The next three MIFF sessions for me were beautiful stories about people in such different parts of the world, facing challenges. Reading subtitles whilst listening to conversations between characters in Mandarin, Arabic and French, these stories were so rich in place. I moved between the Forum and Greater Union for these at the end of last week.
Alone is the tale about three young girls essentially living on their own in a rural mountain village in the hillside of China. Their mother has left, and their father works in the city and returns when he can – otherwise the oldest, the ten year old, is essentially in charge, and also completes the chores such as cooking, and washing the clothes and bathing her siblings.
Their gruff aunt lives nearby, and the girls spend some of their day there completing chores, or working the fields and managing the livestock for this extended family. But essentially, they are on their own in this sparse village.
A simple look into their life, the camera rolls as they go through their days, as they play and play fight, and wait their father’s return from work on his rare visits.
I booked Wadjda after both Jenny and Jessie went to the first screening of it for the Festival, and raved! Touted as the first film shot entirely in Saudi Arabia, and also directed by a women, this story centres around a feisty, cheeky teenage girl who struggles with the restrictions of her culture and gender – and just wants to play, be a kid, and take on her friend in a bicycle race! Girls don’t ride bikes though, and Wadjda also struggles with the rules placed on her as a girl, and the need to remain out of sight of men and also with her clothing requirements.
Wadjda decides to find a way to buy her own bike so she can race her friend, and her manipulative bargaining with the adults in her life raise some funds.

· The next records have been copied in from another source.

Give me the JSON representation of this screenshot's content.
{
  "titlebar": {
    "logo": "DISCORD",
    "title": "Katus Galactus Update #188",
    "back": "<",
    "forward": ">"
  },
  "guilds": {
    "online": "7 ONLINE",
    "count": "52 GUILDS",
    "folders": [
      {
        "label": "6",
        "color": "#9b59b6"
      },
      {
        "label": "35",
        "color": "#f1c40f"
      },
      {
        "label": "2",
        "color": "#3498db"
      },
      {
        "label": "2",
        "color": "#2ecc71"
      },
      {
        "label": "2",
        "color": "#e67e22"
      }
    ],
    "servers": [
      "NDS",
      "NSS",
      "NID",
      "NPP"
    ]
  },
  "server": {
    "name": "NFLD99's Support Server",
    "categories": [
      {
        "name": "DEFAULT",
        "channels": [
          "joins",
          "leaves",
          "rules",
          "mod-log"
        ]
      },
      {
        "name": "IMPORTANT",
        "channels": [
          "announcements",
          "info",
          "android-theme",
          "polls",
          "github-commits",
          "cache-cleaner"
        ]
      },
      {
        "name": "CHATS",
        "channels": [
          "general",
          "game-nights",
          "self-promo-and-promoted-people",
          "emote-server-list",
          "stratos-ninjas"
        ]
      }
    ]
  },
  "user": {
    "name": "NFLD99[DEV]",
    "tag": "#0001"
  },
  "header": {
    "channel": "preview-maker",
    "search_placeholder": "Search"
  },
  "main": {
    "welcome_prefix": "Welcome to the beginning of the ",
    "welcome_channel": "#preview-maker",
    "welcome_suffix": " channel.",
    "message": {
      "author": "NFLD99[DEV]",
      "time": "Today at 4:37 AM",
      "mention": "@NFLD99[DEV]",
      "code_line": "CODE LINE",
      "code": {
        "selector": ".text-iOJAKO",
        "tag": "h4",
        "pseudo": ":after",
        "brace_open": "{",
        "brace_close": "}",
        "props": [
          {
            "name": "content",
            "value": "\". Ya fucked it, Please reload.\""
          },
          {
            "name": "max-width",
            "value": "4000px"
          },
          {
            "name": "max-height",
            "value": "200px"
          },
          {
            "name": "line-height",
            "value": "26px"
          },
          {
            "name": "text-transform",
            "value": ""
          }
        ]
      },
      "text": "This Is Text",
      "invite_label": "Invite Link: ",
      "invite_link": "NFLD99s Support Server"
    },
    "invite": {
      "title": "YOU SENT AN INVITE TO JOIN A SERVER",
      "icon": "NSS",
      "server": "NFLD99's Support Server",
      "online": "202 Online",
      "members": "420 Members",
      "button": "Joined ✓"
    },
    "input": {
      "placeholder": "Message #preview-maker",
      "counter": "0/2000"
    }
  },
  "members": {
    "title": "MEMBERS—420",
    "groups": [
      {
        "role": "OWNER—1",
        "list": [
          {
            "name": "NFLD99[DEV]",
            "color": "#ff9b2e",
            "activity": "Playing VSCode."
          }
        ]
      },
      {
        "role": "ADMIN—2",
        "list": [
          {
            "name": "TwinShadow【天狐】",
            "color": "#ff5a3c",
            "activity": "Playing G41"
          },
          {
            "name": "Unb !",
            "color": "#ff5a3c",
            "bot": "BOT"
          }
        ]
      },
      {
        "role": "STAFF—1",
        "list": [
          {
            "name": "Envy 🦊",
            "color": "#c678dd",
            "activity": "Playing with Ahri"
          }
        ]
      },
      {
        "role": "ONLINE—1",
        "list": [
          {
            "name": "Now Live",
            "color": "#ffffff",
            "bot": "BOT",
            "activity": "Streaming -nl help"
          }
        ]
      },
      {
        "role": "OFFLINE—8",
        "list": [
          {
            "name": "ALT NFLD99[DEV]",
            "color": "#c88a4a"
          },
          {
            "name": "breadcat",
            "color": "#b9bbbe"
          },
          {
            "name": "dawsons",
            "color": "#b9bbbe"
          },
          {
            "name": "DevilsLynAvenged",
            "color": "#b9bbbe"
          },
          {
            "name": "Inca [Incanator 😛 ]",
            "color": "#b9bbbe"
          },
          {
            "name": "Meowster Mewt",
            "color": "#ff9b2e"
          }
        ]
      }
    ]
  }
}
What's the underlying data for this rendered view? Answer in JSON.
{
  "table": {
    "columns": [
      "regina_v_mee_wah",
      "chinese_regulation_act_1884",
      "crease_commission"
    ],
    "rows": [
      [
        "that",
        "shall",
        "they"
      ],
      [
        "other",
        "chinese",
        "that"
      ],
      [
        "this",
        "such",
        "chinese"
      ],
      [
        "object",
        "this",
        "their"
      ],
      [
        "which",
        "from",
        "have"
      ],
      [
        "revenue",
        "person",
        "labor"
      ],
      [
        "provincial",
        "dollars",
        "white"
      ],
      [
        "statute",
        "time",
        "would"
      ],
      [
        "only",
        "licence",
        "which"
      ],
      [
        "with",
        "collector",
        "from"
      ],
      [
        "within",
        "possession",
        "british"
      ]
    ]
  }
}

She then also hears about a school competition, with a monetary prize, for reciting the Qur’an and answering randomised questions based on it. Whilst not a studious pupil, usually told off for her lack of application and pronunciation, Wadjda sets her mind to this, doggedly.
It’s a heartfelt, beautiful story with an amazing lead in the role of Wadjda, and easily one of my picks from MIFF for this year of my 13.
A follow on from Oscar winner A Separation a few years ago, The Past brings a complicated, blended family in many levels of emotional turmoil to the screen. I am kicking myself for not seeing A Separation beforehand now, as this has given me the next chapter for the characters from that film, set some years forward and beginning with the need for Marie and Ahmed to finalise their divorce.
Ahmed’s presence within the home raise tensions and jealousies for Marie’s new relationship with Samir, and Ahmed’s father role to Marie’s two children picks up from where it left off when they were together. Add into the mix her new partner’s young son, and the pain he carries from the mysterious and unexplained absence of his own mother. So many elements, so well told and played out.
The layers of pain for each family member are unravelled as Ahmed’s stay goes on, with secrets and teenage guilt, and subsequent rash actions and their impact are pieced together. The shocking and emotional implications are then compounded by further details about Samir’s wife’s whereabouts and the sequence of events beforehand.
A film with many intricacies which left me thinking about it for days, this one also rates in my top 3 picks of the Festival.
Speaking of MIFF, I wrote a guest post talking about the Festival for the uninitiated - you can read it here over on The Aussie Word.